TASK PROMPT — Set down every entry once more, exactly as it appears.

(RAW DATA)

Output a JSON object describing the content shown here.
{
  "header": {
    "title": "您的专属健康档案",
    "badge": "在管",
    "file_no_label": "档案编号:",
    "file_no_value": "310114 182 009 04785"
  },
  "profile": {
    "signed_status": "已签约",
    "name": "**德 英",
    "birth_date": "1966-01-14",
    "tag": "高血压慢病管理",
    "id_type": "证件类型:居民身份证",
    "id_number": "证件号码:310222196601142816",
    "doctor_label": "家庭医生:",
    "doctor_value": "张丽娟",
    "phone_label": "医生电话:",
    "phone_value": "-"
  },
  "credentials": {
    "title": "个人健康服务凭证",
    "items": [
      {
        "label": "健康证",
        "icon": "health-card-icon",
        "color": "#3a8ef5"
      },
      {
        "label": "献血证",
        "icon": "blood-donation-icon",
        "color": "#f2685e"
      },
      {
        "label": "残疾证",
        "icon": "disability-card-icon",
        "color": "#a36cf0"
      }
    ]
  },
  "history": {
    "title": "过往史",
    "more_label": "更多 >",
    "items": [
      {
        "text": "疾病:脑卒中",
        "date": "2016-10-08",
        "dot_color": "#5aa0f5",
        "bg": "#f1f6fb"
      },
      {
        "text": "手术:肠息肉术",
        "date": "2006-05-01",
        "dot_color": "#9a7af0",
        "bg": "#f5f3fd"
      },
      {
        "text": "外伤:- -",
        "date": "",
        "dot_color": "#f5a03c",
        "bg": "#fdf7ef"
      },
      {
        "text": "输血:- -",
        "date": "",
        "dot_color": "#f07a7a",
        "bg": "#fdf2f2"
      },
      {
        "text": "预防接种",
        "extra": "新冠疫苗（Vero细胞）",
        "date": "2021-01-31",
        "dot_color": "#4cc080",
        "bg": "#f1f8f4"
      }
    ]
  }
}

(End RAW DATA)

TASK RESULT —
Output a JSON object describing the content shown here.
{
  "header": {
    "title": "您的专属健康档案",
    "badge": "在管",
    "file_no_label": "档案编号:",
    "file_no_value": "310114 182 009 04785"
  },
  "profile": {
    "signed_status": "已签约",
    "name": "**德 英",
    "birth_date": "1966-01-14",
    "tag": "高血压慢病管理",
    "id_type": "证件类型:居民身份证",
    "id_number": "证件号码:310222196601142816",
    "doctor_label": "家庭医生:",
    "doctor_value": "张丽娟",
    "phone_label": "医生电话:",
    "phone_value": "-"
  },
  "credentials": {
    "title": "个人健康服务凭证",
    "items": [
      {
        "label": "健康证",
        "icon": "health-card-icon",
        "color": "#3a8ef5"
      },
      {
        "label": "献血证",
        "icon": "blood-donation-icon",
        "color": "#f2685e"
      },
      {
        "label": "残疾证",
        "icon": "disability-card-icon",
        "color": "#a36cf0"
      }
    ]
  },
  "history": {
    "title": "过往史",
    "more_label": "更多 >",
    "items": [
      {
        "text": "疾病:脑卒中",
        "date": "2016-10-08",
        "dot_color": "#5aa0f5",
        "bg": "#f1f6fb"
      },
      {
        "text": "手术:肠息肉术",
        "date": "2006-05-01",
        "dot_color": "#9a7af0",
        "bg": "#f5f3fd"
      },
      {
        "text": "外伤:- -",
        "date": "",
        "dot_color": "#f5a03c",
        "bg": "#fdf7ef"
      },
      {
        "text": "输血:- -",
        "date": "",
        "dot_color": "#f07a7a",
        "bg": "#fdf2f2"
      },
      {
        "text": "预防接种",
        "extra": "新冠疫苗（Vero细胞）",
        "date": "2021-01-31",
        "dot_color": "#4cc080",
        "bg": "#f1f8f4"
      }
    ]
  }
}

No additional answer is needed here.